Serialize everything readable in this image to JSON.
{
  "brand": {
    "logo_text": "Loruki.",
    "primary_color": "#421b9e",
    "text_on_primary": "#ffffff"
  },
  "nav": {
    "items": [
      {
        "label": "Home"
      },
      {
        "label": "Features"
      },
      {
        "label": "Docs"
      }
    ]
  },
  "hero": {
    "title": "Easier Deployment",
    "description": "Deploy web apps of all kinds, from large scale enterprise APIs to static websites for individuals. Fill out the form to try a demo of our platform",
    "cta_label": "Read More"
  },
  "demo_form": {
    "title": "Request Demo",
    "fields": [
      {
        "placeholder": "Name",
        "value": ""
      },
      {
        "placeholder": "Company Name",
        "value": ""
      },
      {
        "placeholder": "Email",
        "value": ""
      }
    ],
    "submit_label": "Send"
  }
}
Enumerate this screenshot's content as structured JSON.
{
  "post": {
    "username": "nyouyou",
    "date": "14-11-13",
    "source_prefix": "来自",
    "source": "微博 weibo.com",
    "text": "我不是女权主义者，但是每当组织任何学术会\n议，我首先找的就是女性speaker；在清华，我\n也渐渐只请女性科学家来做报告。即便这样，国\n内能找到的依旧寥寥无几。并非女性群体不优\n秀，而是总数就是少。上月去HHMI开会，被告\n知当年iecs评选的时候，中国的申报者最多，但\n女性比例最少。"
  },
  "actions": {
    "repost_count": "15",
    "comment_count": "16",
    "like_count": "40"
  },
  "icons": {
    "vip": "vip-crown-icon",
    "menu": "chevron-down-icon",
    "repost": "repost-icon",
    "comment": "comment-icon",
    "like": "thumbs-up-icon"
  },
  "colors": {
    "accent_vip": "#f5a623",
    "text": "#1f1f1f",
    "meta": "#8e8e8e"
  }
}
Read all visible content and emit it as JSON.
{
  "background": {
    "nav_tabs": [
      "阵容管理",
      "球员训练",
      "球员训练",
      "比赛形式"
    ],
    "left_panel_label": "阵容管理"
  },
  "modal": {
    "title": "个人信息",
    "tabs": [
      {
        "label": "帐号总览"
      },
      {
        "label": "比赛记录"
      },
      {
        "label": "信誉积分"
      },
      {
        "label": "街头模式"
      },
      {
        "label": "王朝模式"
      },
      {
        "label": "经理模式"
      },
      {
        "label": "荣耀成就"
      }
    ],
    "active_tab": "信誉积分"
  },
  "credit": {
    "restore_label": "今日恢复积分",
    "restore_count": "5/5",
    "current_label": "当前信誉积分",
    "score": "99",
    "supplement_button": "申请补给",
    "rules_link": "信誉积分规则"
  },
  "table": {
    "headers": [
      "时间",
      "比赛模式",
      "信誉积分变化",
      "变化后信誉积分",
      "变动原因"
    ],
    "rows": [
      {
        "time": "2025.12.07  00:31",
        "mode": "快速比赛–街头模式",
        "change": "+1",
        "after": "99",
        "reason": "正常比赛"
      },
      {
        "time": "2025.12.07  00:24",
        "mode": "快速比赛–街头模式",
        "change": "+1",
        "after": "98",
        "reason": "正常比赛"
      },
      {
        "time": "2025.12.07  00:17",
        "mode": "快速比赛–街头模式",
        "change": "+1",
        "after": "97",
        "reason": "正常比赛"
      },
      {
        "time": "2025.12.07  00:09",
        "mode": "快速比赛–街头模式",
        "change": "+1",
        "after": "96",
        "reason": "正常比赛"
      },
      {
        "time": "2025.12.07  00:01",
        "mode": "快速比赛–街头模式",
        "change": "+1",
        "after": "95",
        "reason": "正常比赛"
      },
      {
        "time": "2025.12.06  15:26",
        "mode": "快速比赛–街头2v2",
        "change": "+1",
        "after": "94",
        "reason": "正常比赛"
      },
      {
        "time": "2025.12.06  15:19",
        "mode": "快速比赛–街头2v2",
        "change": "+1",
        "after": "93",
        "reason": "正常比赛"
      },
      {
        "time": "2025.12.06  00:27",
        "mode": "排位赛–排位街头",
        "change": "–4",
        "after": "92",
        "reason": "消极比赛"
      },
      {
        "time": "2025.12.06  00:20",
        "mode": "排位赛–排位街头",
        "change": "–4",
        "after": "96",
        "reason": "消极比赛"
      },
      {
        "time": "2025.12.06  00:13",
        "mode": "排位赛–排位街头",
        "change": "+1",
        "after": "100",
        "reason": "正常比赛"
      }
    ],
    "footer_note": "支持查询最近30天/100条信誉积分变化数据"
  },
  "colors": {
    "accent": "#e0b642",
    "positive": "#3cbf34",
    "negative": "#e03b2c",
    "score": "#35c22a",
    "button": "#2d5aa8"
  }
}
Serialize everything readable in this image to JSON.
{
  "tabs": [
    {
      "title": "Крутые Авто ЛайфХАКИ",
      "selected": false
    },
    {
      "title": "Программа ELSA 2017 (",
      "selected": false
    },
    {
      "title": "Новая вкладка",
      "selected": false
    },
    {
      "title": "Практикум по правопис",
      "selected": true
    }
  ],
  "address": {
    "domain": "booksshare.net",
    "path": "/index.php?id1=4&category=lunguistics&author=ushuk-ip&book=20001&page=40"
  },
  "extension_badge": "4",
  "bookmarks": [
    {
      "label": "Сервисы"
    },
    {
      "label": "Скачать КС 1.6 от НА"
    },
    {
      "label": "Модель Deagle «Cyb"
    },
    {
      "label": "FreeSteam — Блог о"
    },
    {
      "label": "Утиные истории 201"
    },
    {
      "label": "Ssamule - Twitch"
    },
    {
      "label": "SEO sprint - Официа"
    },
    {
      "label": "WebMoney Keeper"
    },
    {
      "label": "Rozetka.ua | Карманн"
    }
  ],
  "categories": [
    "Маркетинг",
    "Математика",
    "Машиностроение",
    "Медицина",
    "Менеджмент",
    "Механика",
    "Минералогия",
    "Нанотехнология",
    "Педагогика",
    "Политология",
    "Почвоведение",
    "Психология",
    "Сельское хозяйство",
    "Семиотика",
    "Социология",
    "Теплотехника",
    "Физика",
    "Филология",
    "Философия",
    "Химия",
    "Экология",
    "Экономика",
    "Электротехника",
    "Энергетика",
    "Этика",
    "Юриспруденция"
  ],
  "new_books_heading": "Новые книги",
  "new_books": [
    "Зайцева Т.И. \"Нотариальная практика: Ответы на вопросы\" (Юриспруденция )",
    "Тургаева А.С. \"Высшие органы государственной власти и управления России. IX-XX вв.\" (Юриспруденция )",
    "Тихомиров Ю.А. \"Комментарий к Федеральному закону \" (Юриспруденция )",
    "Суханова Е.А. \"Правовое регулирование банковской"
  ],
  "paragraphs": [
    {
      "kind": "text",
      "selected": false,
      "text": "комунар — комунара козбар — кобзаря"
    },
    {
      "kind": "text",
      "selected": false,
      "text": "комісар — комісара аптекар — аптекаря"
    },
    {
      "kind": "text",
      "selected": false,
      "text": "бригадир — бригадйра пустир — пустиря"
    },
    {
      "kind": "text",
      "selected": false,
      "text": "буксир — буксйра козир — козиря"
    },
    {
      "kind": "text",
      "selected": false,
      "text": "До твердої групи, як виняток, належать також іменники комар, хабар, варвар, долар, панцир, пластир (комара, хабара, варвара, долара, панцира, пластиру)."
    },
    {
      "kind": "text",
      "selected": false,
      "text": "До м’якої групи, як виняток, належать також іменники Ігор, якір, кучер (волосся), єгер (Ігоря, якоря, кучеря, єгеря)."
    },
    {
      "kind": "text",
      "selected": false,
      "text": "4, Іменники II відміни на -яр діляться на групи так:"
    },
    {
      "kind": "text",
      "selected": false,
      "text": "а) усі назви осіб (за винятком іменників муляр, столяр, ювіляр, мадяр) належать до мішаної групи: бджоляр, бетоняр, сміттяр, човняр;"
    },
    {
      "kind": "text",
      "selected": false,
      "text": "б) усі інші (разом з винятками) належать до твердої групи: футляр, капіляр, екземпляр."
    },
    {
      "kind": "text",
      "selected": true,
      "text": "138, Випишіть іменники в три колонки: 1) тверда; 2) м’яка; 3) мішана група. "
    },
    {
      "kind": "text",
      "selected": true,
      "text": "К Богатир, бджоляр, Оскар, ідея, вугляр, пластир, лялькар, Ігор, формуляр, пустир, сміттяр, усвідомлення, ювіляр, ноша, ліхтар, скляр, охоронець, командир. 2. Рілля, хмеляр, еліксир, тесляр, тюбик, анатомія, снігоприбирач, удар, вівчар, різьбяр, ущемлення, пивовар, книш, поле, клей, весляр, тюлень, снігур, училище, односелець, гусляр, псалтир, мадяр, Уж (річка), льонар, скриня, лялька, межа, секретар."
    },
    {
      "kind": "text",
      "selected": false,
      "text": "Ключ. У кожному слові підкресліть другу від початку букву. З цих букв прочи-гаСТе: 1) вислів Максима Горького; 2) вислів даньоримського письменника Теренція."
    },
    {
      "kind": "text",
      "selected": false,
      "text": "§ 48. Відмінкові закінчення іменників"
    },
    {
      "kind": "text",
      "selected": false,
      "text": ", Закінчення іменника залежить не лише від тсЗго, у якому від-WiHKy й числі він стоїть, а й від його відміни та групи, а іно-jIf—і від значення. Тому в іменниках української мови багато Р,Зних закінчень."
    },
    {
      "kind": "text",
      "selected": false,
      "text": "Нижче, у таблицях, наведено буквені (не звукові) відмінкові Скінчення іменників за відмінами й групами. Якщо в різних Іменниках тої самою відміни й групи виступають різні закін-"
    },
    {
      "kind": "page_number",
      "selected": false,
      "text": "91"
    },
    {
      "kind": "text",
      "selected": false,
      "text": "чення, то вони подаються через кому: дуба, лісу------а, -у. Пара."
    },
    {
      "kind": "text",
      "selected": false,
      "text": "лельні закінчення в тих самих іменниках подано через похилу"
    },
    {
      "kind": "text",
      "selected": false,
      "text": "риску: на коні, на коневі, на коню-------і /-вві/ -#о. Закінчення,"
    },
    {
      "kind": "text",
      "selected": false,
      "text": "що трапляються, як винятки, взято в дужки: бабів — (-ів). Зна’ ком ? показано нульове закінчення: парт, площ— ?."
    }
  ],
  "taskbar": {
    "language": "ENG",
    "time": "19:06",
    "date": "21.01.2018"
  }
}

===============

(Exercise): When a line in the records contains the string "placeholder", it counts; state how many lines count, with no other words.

(Result): 3